and south poles of the bar magnet

12/15/2011                 Physics 122B - Lecture 17             22
Experiments with Magnetism:
Experiment 6
Bring a magnet near the
electrode of an electroscope.

There is no observed effect,
whether the electroscope is
charged or discharged and
whether the north or the south
pole of the magnet is used.

12/15/2011                 Physics 122B - Lecture 17   23
Conclusions from Experiments
1.    Magnetism is not the same as electricity. Magnetic poles
are similar to charges but have important differences.
2.    Magnetism is a long range force. The compass needle
responds to the bar magnet from some distance away.
3.    Magnets have two poles, “north” (N) and “south” (S). Like
poles repel and opposite poles attract.
4.    Poles of a magnet can be identified with a compass. A
north magnet pole (N) attracts the south-seeking end of
the compass needle (which is a south pole).
5.    Some materials (e.g., iron) stick to magnets and others do
not. The materials that are attracted are called magnetic
materials. Magnetic materials are attracted by either
pole of a magnet. This is similar in some ways to the
attraction of neutral objects by an electrically charged
rod by induced polarization.
12/15/2011             Physics 122B - Lecture 17             24
Monopoles and Dipoles
Every magnet that has ever
been observed is a magnetic
dipole, containing separated
north and south poles. Attempts
to isolate one pole from the
other fail.

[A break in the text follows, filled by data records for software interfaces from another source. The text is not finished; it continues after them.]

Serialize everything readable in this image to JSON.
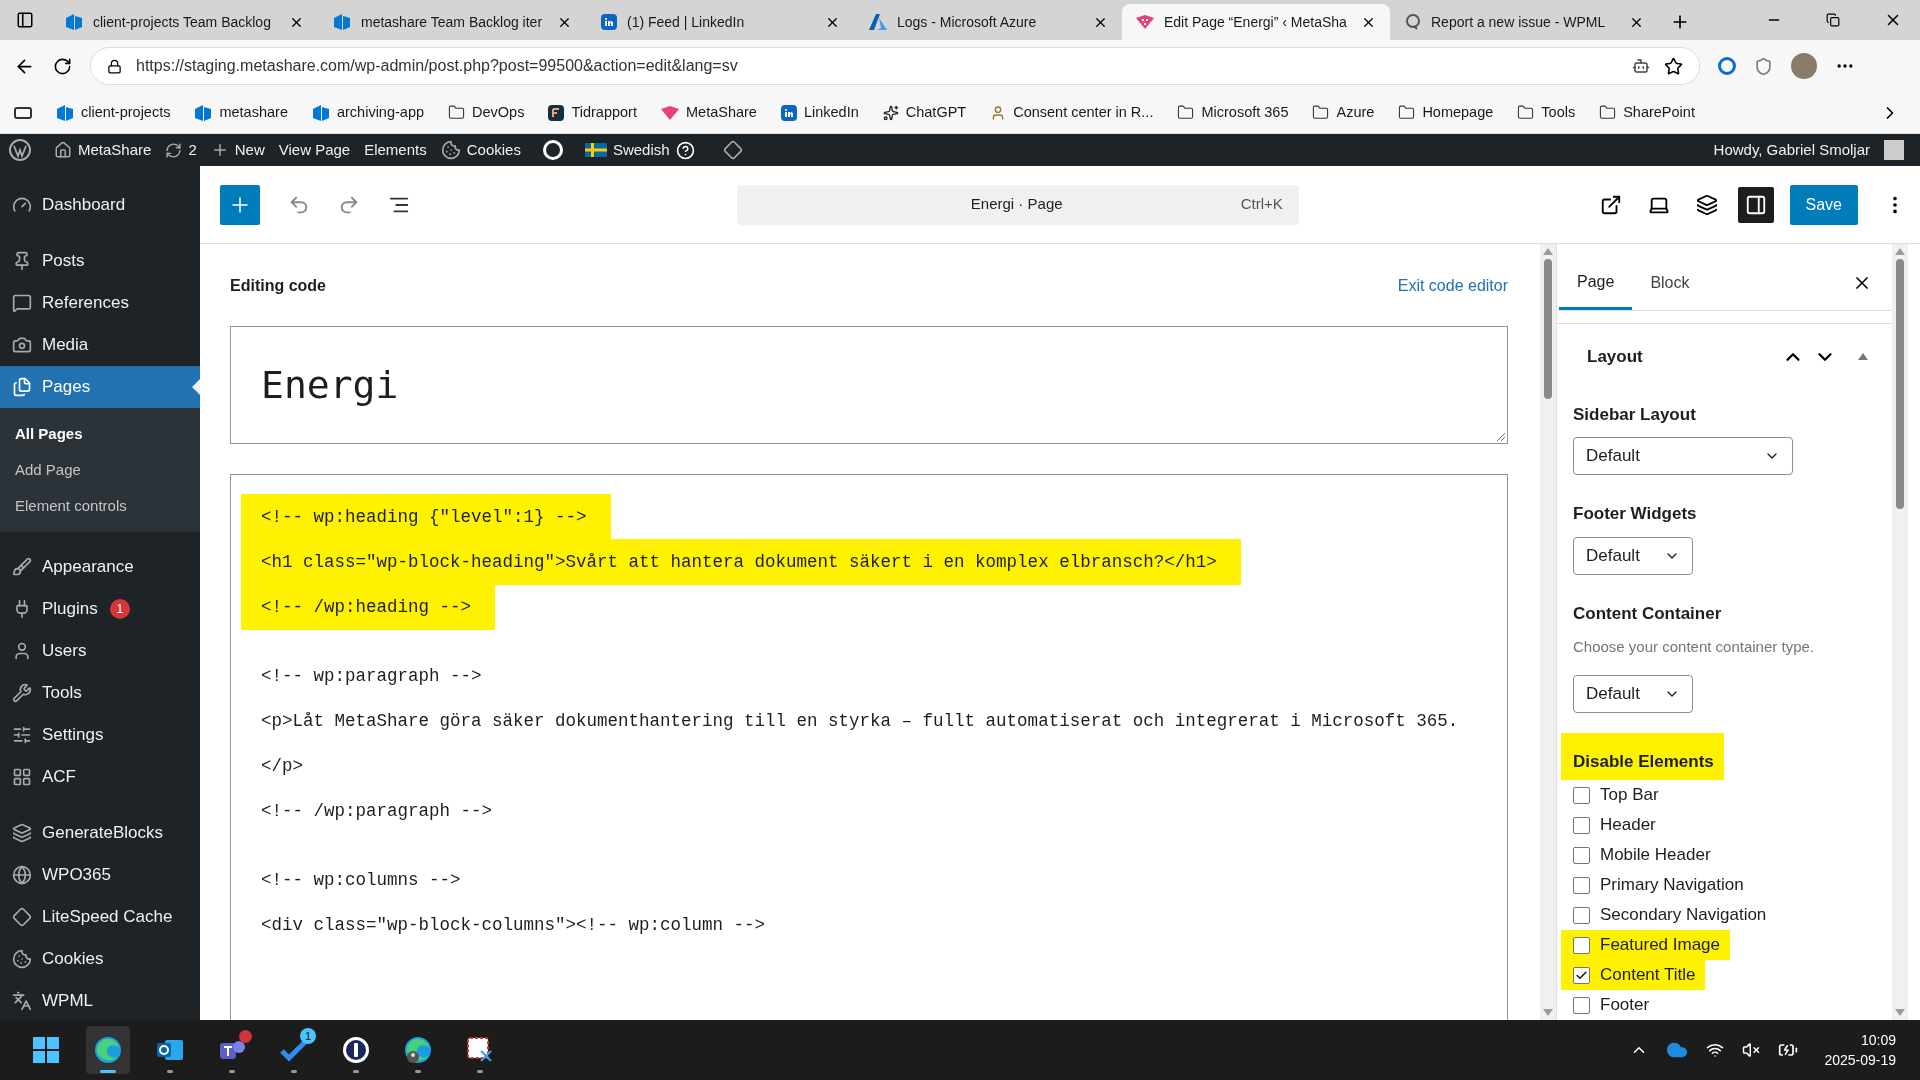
{
  "browser": {
    "tabs": [
      {
        "title": "client-projects Team Backlog",
        "selected": false
      },
      {
        "title": "metashare Team Backlog iter",
        "selected": false
      },
      {
        "title": "(1) Feed | LinkedIn",
        "selected": false
      },
      {
        "title": "Logs - Microsoft Azure",
        "selected": false
      },
      {
        "title": "Edit Page “Energi” ‹ MetaSha",
        "selected": true
      },
      {
        "title": "Report a new issue - WPML",
        "selected": false
      }
    ],
    "url": "https://staging.metashare.com/wp-admin/post.php?post=99500&action=edit&lang=sv",
    "bookmarks": [
      {
        "label": "client-projects",
        "kind": "devops"
      },
      {
        "label": "metashare",
        "kind": "devops"
      },
      {
        "label": "archiving-app",
        "kind": "devops"
      },
      {
        "label": "DevOps",
        "kind": "folder"
      },
      {
        "label": "Tidrapport",
        "kind": "app"
      },
      {
        "label": "MetaShare",
        "kind": "brand"
      },
      {
        "label": "LinkedIn",
        "kind": "linkedin"
      },
      {
        "label": "ChatGPT",
        "kind": "chatgpt"
      },
      {
        "label": "Consent center in R...",
        "kind": "person"
      },
      {
        "label": "Microsoft 365",
        "kind": "folder"
      },
      {
        "label": "Azure",
        "kind": "folder"
      },
      {
        "label": "Homepage",
        "kind": "folder"
      },
      {
        "label": "Tools",
        "kind": "folder"
      },
      {
        "label": "SharePoint",
        "kind": "folder"
      }
    ]
  },
  "admin_bar": {
    "site": "MetaShare",
    "updates": "2",
    "new": "New",
    "view": "View Page",
    "elements": "Elements",
    "cookies": "Cookies",
    "language": "Swedish",
    "greeting": "Howdy, Gabriel Smoljar"
  },
  "admin_menu": [
    {
      "label": "Dashboard",
      "selected": false
    },
    {
      "label": "Posts",
      "selected": false
    },
    {
      "label": "References",
      "selected": false
    },
    {
      "label": "Media",
      "selected": false
    },
    {
      "label": "Pages",
      "selected": true,
      "children": [
        {
          "label": "All Pages",
          "selected": true
        },
        {
          "label": "Add Page",
          "selected": false
        },
        {
          "label": "Element controls",
          "selected": false
        }
      ]
    },
    {
      "label": "Appearance",
      "selected": false
    },
    {
      "label": "Plugins",
      "selected": false,
      "badge": "1"
    },
    {
      "label": "Users",
      "selected": false
    },
    {
      "label": "Tools",
      "selected": false
    },
    {
      "label": "Settings",
      "selected": false
    },
    {
      "label": "ACF",
      "selected": false
    },
    {
      "label": "GenerateBlocks",
      "selected": false
    },
    {
      "label": "WPO365",
      "selected": false
    },
    {
      "label": "LiteSpeed Cache",
      "selected": false
    },
    {
      "label": "Cookies",
      "selected": false
    },
    {
      "label": "WPML",
      "selected": false
    }
  ],
  "editor_header": {
    "document": "Energi · Page",
    "shortcut": "Ctrl+K",
    "save": "Save"
  },
  "editor": {
    "heading": "Editing code",
    "exit": "Exit code editor",
    "title": "Energi",
    "code_blocks": [
      [
        {
          "text": "<!-- wp:heading {\"level\":1} -->",
          "highlighted": true
        },
        {
          "text": "<h1 class=\"wp-block-heading\">Svårt att hantera dokument säkert i en komplex elbransch?</h1>",
          "highlighted": true
        },
        {
          "text": "<!-- /wp:heading -->",
          "highlighted": true
        }
      ],
      [
        {
          "text": "<!-- wp:paragraph -->",
          "highlighted": false
        },
        {
          "text": "<p>Låt MetaShare göra säker dokumenthantering till en styrka – fullt automatiserat och integrerat i Microsoft 365.",
          "highlighted": false
        },
        {
          "text": "</p>",
          "highlighted": false
        },
        {
          "text": "<!-- /wp:paragraph -->",
          "highlighted": false
        }
      ],
      [
        {
          "text": "<!-- wp:columns -->",
          "highlighted": false
        },
        {
          "text": "<div class=\"wp-block-columns\"><!-- wp:column -->",
          "highlighted": false
        }
      ]
    ]
  },
  "settings": {
    "tabs": [
      {
        "label": "Page",
        "selected": true
      },
      {
        "label": "Block",
        "selected": false
      }
    ],
    "panel": "Layout",
    "fields": [
      {
        "label": "Sidebar Layout",
        "value": "Default",
        "wide": true
      },
      {
        "label": "Footer Widgets",
        "value": "Default",
        "wide": false
      },
      {
        "label": "Content Container",
        "help": "Choose your content container type.",
        "value": "Default",
        "wide": false
      }
    ],
    "disable": {
      "title": "Disable Elements",
      "highlighted": true,
      "items": [
        {
          "label": "Top Bar",
          "checked": false,
          "highlighted": false
        },
        {
          "label": "Header",
          "checked": false,
          "highlighted": false
        },
        {
          "label": "Mobile Header",
          "checked": false,
          "highlighted": false
        },
        {
          "label": "Primary Navigation",
          "checked": false,
          "highlighted": false
        },
        {
          "label": "Secondary Navigation",
          "checked": false,
          "highlighted": false
        },
        {
          "label": "Featured Image",
          "checked": false,
          "highlighted": true
        },
        {
          "label": "Content Title",
          "checked": true,
          "highlighted": true
        },
        {
          "label": "Footer",
          "checked": false,
          "highlighted": false
        }
      ]
    }
  },
  "taskbar": {
    "apps": [
      {
        "active": false
      },
      {
        "active": true
      },
      {
        "active": false
      },
      {
        "active": false,
        "badge": true
      },
      {
        "active": false,
        "badge": "1"
      },
      {
        "active": false
      },
      {
        "active": false
      },
      {
        "active": false
      }
    ],
    "time": "10:09",
    "date": "2025-09-19"
  }
}
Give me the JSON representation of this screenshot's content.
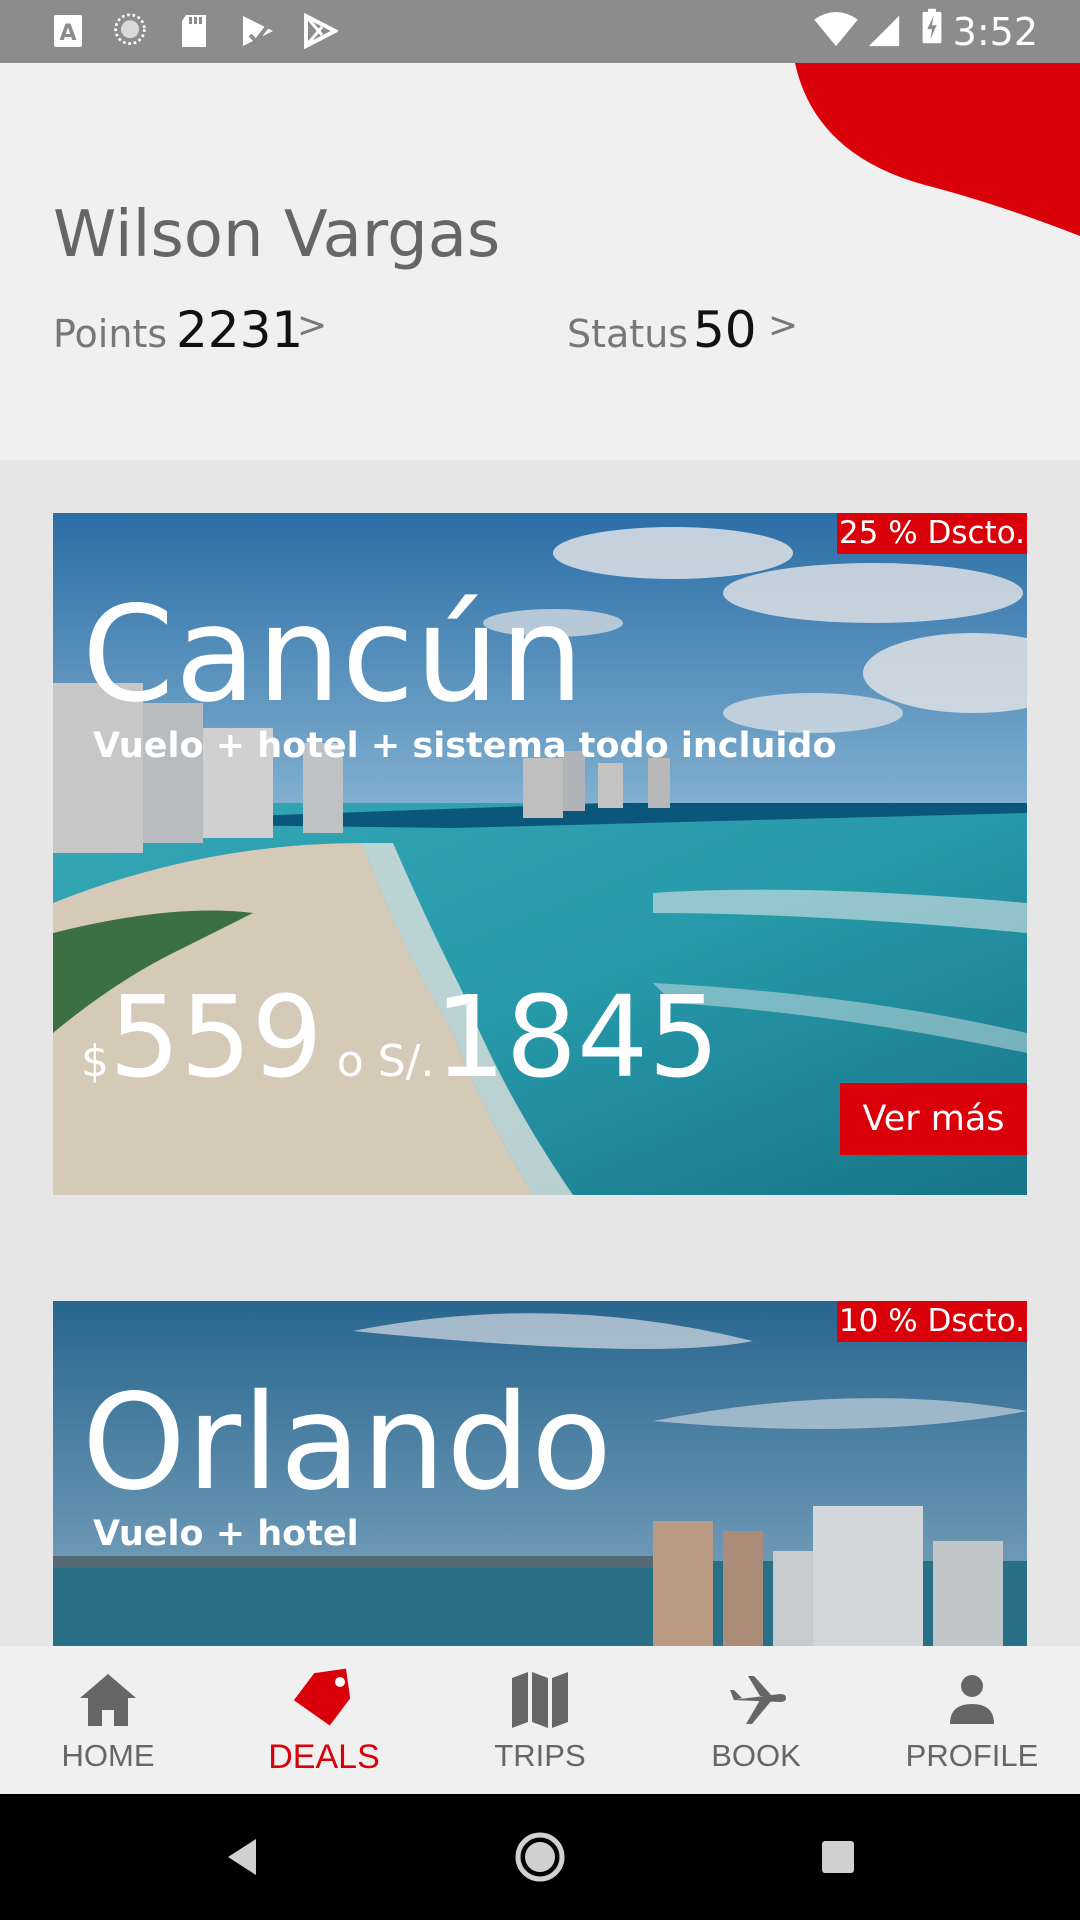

It is theoretically possible to have magnetic monopoles, i.e., isolated
magnetic poles with a “north” or “south” magnetic charge. Search have
been conducted, but no such object has ever been found in nature. For
the purposes of this course, we will assume that isolated magnetic
monopoles do not exist, but we will point out the places in the formalism
where they would go if they did exist.

12/15/2011                  Physics 122B - Lecture 17                         25
Lecture 17 Announcements
 Lecture HW Assignment #5 has been
posted on Tycho and is due at 10 PM on
Wednesday.
 Check Tycho for your exam scores. If
there are missing parts, you may not have